No single network hardware technology can satisfy all constraints, yet applications need universal interconnection. This leads to the need forpoint to point comunications independent of the application and current physical network topology. Thus there is a requirement for a universal set of unique machine identifiers or network names or addresses. A connection works even if the network changes without an application needing to know. Each user views the internet as a single virtual netwotk to which all machines conncect no matter what the actual physical connection, topology and technology.
A name identifies what an object is, an address identifies where an object is,a route identifies how to get there, and a locator specifies where an object can be found. This is in the oder of succesfully lower level representations of an object or host.
A Local Area Network (LAN) is computers physically connected by hubs and switches but no routers.
An IP address is 32 bits. And is usually written in dotted quad notation, which is a decimal value for each byte, msb first; e.g. 220.127.116.11 - where (uually) the most signiificant 16 bits is the Network Address Component and (usually) the lower 16 bits is the Host Address Component. There is a 32 bit field called the Net Mask which has 1's for the part of the IP which is the Network Address and 0's for the Host Address portion of the IP. The Network Address identifies a particular LAN.
There aren't enough IP addresses available for every one who wishes to have one, so the IETF set aside some address numbers for creating private IP networks as specified in RFC 1918, which include: 10.x.y.z, 172.16.y.z, and 192.168.y.z. These are unroutable address because no router knows how to reach these nonunique addresses - they potentially exist on any network.
To solve this a router or firewall may use Network Address Translation (NAT) and map these special addresses to valid IP addresses. This is a gateway functionality. A gateway could map all internal IPs to either: a single valid IP, a valid IP for every internal unroutable IP, or dynamically alocate as needed from a pool of valid IP addresses (smaller than the total numberof internal unroutable IP addresses).
In order for messages to be unambiguously independent of any particulat hardware, it is necessary to define a standard data representation. This means that a Network Byte Order (or Endianness) must be defined for both 32 and 16 bit values.
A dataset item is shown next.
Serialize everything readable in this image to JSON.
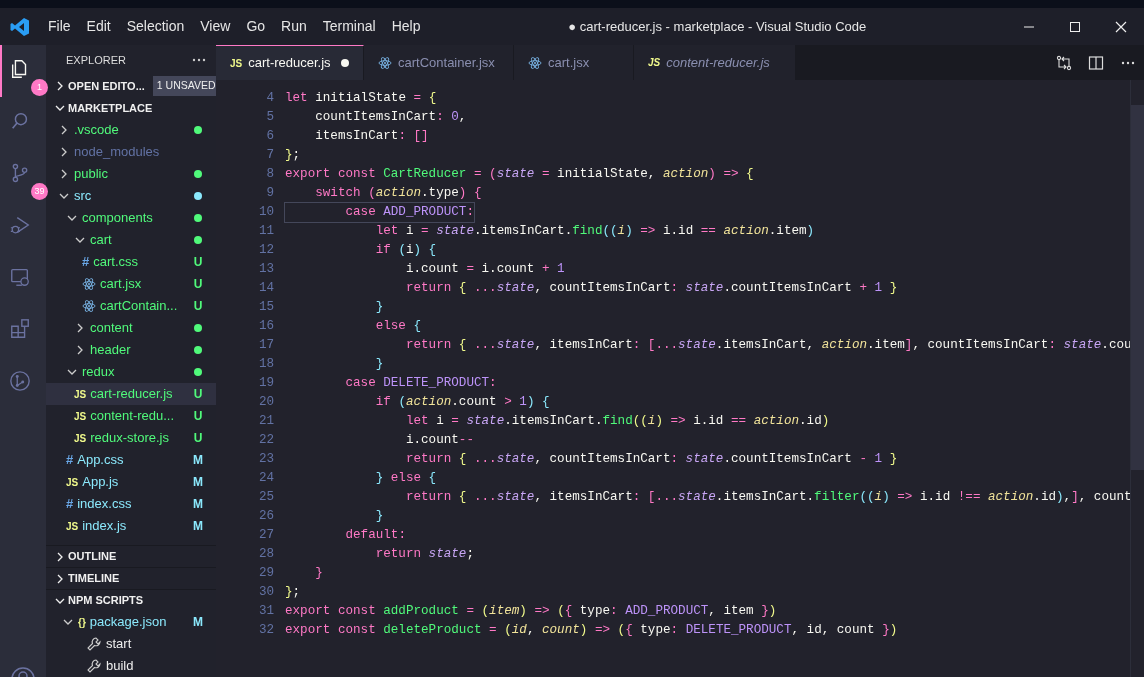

This affects the packet headers. The user data field is exempt from this because the TCP/IP protocols do not know the structure of the data. Network byte order is Big Endian.